A New Braunfels company hoping to open a recycling plant on a property in Fair Oaks Ranch may be permanently sidelined because it didn’t request approvals or permits beforehand.
Tobin Maples, the city manager of Fair Oaks Ranch, which is located northwest of San Antonio, was tipped off to Bobcat Trucking’s plans after public notice of its application to the Texas Commission on Environmental Quality for an air quality standard permit appeared in the Boerne Star last week.
The application requested authorization to construct a permanent rock and concrete crusher, which are typically used in rock quarries or at cement plants, on a piece of property located off Dietz Elkhorn Road, near Ralph Fair Road, which is inside Fair Oaks Ranch city limits.
Worried the application signaled the development of yet another quarry in the area, city officials issued a stop-work order to Bobcat Trucking as well as the owner of the property, on Feb. 8.
In recent years, the Hill Country has become home to a number of new quarries and similar infrastructure, which bring with them increased truck traffic and dust particles that can cause an array of negative health impacts. Several local groups have organized in opposition, such as Preserve Our Hill Country Environment and Stop 3009 Vulcan Quarry.
But the application for a rock crusher wasn’t intended for a quarry, said Bobcat Trucking President Brandon Eagan. Eagan told the San Antonio Report Tuesday that he and his colleagues had been planning to build a recycling plant. Rock crushers can also be used to recycle concrete and asphalt.
“That probably won’t happen now though,” he said, although he added that he is still in talks with the city of Fair Oaks Ranch about the permit.
That’s because, according to Fair Oaks Ranch’s unified development code, the city manager can determine if a particular land use is permissible, based on their interpretation “of the intent and spirt” of zoning ordinances adopted by the city council.
With that power, Maples determined that the proposed rock and concrete crusher operation “IS NOT an allowable use within the city limits, regardless of zoning district,” he wrote in a blog post published on the city’s website on Feb. 8.
The city also issued a stop work order, he wrote, because local municipal approvals and permits have not been obtained. But because Bobcat Trucking has the right to file an appeal of the city manager’s determination, the blog post encourages Fair Oaks Ranch residents to submit public comments on the TCEQ application. Fair Oaks Ranch officials have also requested a TCEQ public hearing.

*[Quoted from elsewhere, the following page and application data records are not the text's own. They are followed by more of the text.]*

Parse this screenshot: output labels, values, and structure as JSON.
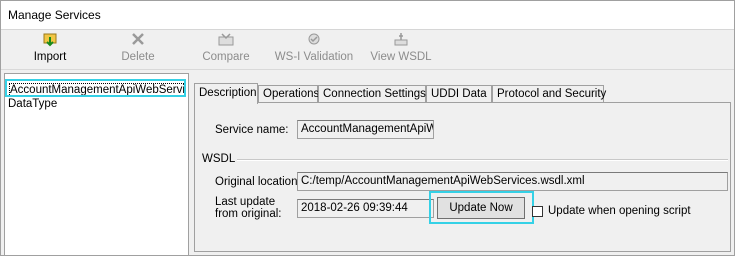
{
  "window": {
    "title": "Manage Services"
  },
  "toolbar": {
    "import": "Import",
    "delete": "Delete",
    "compare": "Compare",
    "wsi_validation": "WS-I Validation",
    "view_wsdl": "View WSDL"
  },
  "tree": {
    "items": [
      "AccountManagementApiWebServic",
      "DataType"
    ]
  },
  "tabs": [
    "Description",
    "Operations",
    "Connection Settings",
    "UDDI Data",
    "Protocol and Security"
  ],
  "description": {
    "service_name_label": "Service name:",
    "service_name_value": "AccountManagementApiWe",
    "wsdl_group": "WSDL",
    "original_location_label": "Original location:",
    "original_location_value": "C:/temp/AccountManagementApiWebServices.wsdl.xml",
    "last_update_label_1": "Last update",
    "last_update_label_2": "from original:",
    "last_update_value": "2018-02-26 09:39:44",
    "update_now": "Update Now",
    "update_when_opening": "Update when opening script"
  },
  "colors": {
    "highlight": "#35d1e6"
  }
}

Eagon did not say if he plans to file an appeal.
Meanwhile, residents have started an online petition protesting the construction of a rock-crushing business in the area. As of Tuesday, more than 750 people have signed it.
“We, the citizens of the City of Fair Oaks Ranch, are signing this petition to notify the Texas Commission on Environmental Quality … that we do NOT support the establishment of a Permanent Rock and Concrete Crusher business in Fair Oaks Ranch as proposed by Bobcat Trucking, Inc.,” the petition states.
The petition lists potential effects residents would like to prevent: air pollution, noise and light pollution, pollution of groundwater and of the Edwards Aquifer Recharge Zone and negative effects on endangered species.
It also goes on to note three TCEQ permit violations or complaints filed against Bobcat Trucking, calling the company “a poor business neighbor to communities.”
If TCEQ approves the application for an air quality standard permit, the petition warns, that approval “will not supersede the authority of the City of Fair Oaks Ranch jurisdiction to make its own decisions on issuing permits to this business.”